-- TASK OBJECTIVE --
Each line of the data below either holds "icon" or does not. Report how many do, and only that.

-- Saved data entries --
----------------------------------------
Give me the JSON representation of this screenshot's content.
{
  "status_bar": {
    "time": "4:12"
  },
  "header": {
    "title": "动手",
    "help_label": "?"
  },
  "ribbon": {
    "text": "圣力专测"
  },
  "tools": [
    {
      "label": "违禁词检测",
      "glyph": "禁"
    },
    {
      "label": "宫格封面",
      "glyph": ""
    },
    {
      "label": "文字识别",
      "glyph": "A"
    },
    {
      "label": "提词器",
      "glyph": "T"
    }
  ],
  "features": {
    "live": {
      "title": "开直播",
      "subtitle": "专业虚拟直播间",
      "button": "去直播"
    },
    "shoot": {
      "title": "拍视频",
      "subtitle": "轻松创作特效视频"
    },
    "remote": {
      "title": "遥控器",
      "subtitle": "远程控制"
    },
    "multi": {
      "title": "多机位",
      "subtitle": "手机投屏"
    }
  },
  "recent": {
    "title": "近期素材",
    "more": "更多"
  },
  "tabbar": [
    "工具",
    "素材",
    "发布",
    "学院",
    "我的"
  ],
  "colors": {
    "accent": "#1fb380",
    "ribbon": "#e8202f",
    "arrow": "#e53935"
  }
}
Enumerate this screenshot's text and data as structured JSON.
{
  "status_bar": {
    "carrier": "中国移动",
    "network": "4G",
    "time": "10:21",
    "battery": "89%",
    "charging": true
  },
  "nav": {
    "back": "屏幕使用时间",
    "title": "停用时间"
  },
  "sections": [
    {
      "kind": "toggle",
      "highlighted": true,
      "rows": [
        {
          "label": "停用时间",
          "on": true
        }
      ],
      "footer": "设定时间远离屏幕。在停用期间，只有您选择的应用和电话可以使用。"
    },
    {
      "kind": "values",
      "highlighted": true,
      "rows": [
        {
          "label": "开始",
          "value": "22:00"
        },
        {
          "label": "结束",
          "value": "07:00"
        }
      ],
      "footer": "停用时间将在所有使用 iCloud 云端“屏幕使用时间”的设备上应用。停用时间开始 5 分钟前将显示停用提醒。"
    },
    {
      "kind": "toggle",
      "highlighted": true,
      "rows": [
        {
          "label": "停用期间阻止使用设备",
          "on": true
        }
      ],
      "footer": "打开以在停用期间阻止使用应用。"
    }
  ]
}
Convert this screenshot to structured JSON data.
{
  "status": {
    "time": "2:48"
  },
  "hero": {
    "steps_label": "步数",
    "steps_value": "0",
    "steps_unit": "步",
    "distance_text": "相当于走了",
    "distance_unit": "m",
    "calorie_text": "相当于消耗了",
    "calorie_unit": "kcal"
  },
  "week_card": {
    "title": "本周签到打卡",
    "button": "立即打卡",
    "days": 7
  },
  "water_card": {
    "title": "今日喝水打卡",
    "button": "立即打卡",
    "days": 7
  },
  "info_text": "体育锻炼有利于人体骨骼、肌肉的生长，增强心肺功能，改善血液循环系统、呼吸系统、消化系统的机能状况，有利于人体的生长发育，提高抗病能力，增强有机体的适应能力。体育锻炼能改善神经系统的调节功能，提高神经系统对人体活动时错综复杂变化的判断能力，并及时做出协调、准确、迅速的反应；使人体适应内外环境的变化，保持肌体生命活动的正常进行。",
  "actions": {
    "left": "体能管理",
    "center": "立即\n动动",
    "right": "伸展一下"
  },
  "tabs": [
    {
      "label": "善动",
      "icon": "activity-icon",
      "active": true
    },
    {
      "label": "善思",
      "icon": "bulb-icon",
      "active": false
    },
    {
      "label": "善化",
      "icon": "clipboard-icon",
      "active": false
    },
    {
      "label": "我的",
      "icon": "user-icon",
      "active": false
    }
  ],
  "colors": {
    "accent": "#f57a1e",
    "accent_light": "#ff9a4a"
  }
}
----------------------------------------
-- TASK SOLUTION --
4